Are Green Cleaners Better for Baby?




By Stacy Whitman

Even if you aren’t using harsh chemical cleaners when your tot is around, the products can leave behind fumes and residue that could irritate her eyes, skin and lungs (not to mention contaminate the groundwater!). Fortunately, you may not need to do so to keep your house sparkling clean. Natural cleaners, both store-bought and homemade, can be effective at removing dirt, and some can help disinfect surfaces, too.
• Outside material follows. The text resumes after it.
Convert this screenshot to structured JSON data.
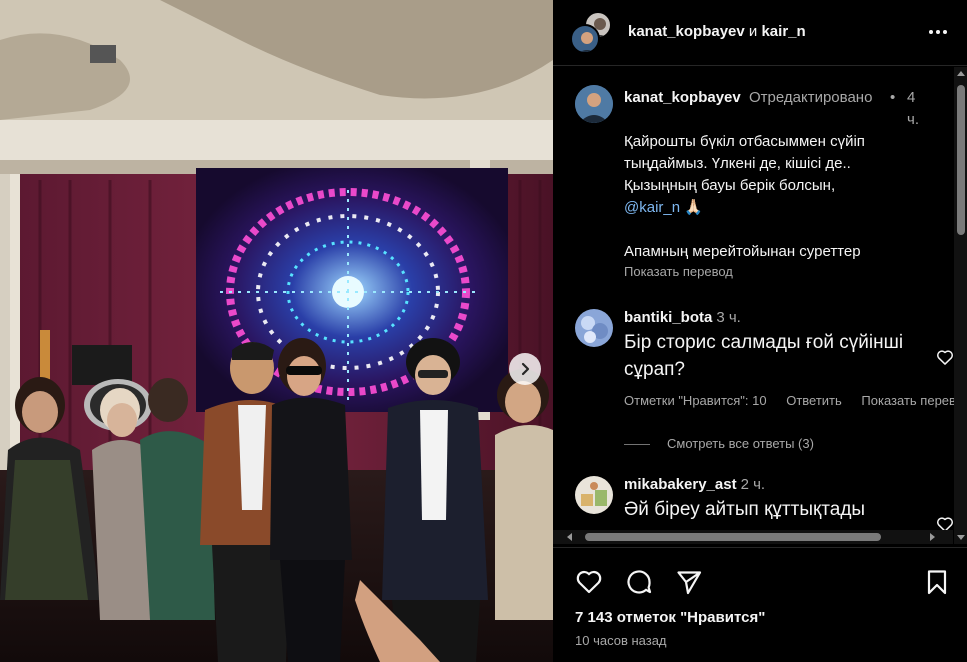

These days, store shelves are lined with green cleaning products. But before you run out and buy one, be warned: Unlike commercial cleaning solutions, “alternative” cleaners aren’t regulated by the government, and terms like “nontoxic,” “green,” and “environmentally friendly” aren’t independently verified. To confirm marketing claims, you may need to call the manufacturer to determine a product’s exact ingredients and do your own research. Or, look for cleaners that are certified by Green Seal, a nonprofit organization and first environmental certification program that helps shoppers find truly green products.

It’s true that green cleaners tend to be pricier than commercial brands. To save money, consider making your own cleaning products instead, notes Maja T. Castillo, MD, a pediatrician in private practice at Tribeca Pediatrics and a clinical instructor at Columbia Presbyterian Hospital. Most DIY recipes rely on a combination of baking soda, borax, lemon juice, and vinegar (we love Care2’s tips on how to make your own green cleaning kit).

If you’re worried about germs, undiluted vinegar has the greatest antimicrobial effect on E. coli and salmonella. (You can also lower the contamination risk by handling food carefully and frequently wiping down counters and other surfaces.) But whether you even need to launch a full-scale attack against them at home is debatable, since a growing body of research suggests that exposure to some amount of germs can actually help babies and kids stay healthier.